THE trust that runs Portsmouth’s Queen Alexandra hospital is under new financial pressure after seeing an unprecedented surge in patients.
According to August board reports, Portsmouth Hospitals NHS Trust is £6.9m in debt – £3.1m more than it had thought it would be in at this stage in the financial year.
It had been forecast to be in £3.8m in debt, but this has almost doubled because of an influx of patients coming to the emergency department.
In the last financial year of 2011/12, there were 43,137 patients who went into A&E.
The figure for the current financial year, which started in April, shows 44,869 have already visited the emergency department.
As previously reported in The News, the trust has been taking on more agency staff to meet the demand, which has caused a much higher spend on pay than expected.
The trust negotiates how much money it needs by predicting how many patients are likely to be treated at QA. That prediction goes to primary care trusts, which commission services.
Steve Gooch, deputy director of finance for PHT, said: ‘We have a contract with commissioners and we will negotiate and try to predict what levels of activity we will have.
‘But we have seen more activity in the emergency department than we had planned.
‘This puts more financial strain on the trust as it said it has to open more wards, buy in more drugs and pay for more staff – all things that add to the pay bill.’
The trust said it also faces pressure as it gets less money from commissioners to provide services than it needs.
‘Our prices are set by the Department of Health, which is one of the reasons why we’re in a deficit,’ added Mr Gooch.

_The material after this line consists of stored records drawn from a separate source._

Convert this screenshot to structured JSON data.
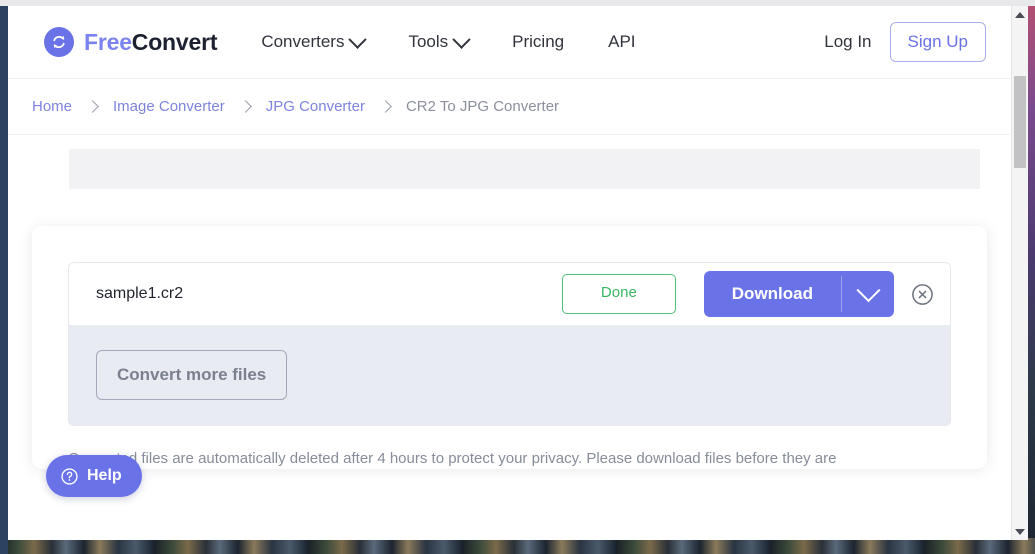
{
  "header": {
    "logo": {
      "icon": "refresh-circle-icon",
      "text_primary": "Free",
      "text_secondary": "Convert"
    },
    "nav": [
      {
        "label": "Converters",
        "has_dropdown": true
      },
      {
        "label": "Tools",
        "has_dropdown": true
      },
      {
        "label": "Pricing",
        "has_dropdown": false
      },
      {
        "label": "API",
        "has_dropdown": false
      }
    ],
    "login_label": "Log In",
    "signup_label": "Sign Up"
  },
  "breadcrumb": {
    "items": [
      {
        "label": "Home",
        "current": false
      },
      {
        "label": "Image Converter",
        "current": false
      },
      {
        "label": "JPG Converter",
        "current": false
      },
      {
        "label": "CR2 To JPG Converter",
        "current": true
      }
    ]
  },
  "main": {
    "file_row": {
      "file_name": "sample1.cr2",
      "status_label": "Done",
      "download_label": "Download",
      "download_caret_icon": "chevron-down-icon",
      "close_icon": "close-circle-icon"
    },
    "convert_more_label": "Convert more files",
    "notice_text": "Converted files are automatically deleted after 4 hours to protect your privacy. Please download files before they are"
  },
  "help_widget": {
    "icon": "question-circle-icon",
    "label": "Help"
  },
  "scrollbar": {
    "up_arrow_icon": "triangle-up-icon",
    "down_arrow_icon": "triangle-down-icon"
  },
  "colors": {
    "brand_purple": "#6a72e8",
    "brand_purple_light": "#7b83ee",
    "success_green": "#36b864",
    "text_dark": "#22252e",
    "text_muted": "#868c99",
    "panel_gray": "#e9ebf3"
  }
}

‘We get paid on a per-patient basis and the pressure the trust faces is every year the prices are cut.
‘We have a contract and prices are set nationally – tariffs which are being reduced every year.
‘If we do the same number of patients, our prices have gone down, but the costs to provide the service are going up.
‘We have to put on more staff, the price of drugs goes up, and it goes on like that.
‘So if we had £5,000 last year, then this year we have £4,950, even though we are doing the same amount of work we are getting paid less for it.’
The trust has introduced a raft of measures designed to claw back the deficit – and the trust insists it will have a £4.3m surplus by the end of the financial year next March.
It is looking to hire more full-time staff and reduce using more expensive agency staff, will take steps to ensure it is getting the best deal on clinical supplies and is working with community healthcare providers to make sure patients are going to the right places to ease the burden on A&E.
Penny Mordaunt, MP for Portsmouth North, said she was not convinced enough is being done to sort the situation out.
She said: ‘Although I recognise the health budgets are protected, PHT faces major challenges to become more efficient.
‘Every other institution operates on the same tariff system.
‘It doesn’t add up and I will be meeting up with trust members.
‘I’m sceptical that everything is being done to get the financial management under better control.
‘There isn’t continuous progress exhibited. The trust should be constantly looking at best deals and how administrative costs can be reduced and how new money can be brought in.’
The amount of debt could affect the trust’s bid to get foundation trust status, which if achieved would give the trust more control over budgets and services provided.
Monitor is an independent regulator of trusts applying to become foundation trusts.
One of the criteria Monitor looks for is proof that a trust is financially stable. It looks for a minimum score of three on its scale – but PHT currently has an average score of just 1.35. Mike Hancock, MP for Portsmouth South, said: ‘It is disappointing on both accounts – that the trust is in debt, and that this could impact on its bid to become a foundation trust.
‘But if the trust is paying staff, then it doesn’t have much choice.
‘I would rather see staff in the hospital than keep the debt down by losing staff.
‘The trust needs to make a special case to Monitor about its plight.’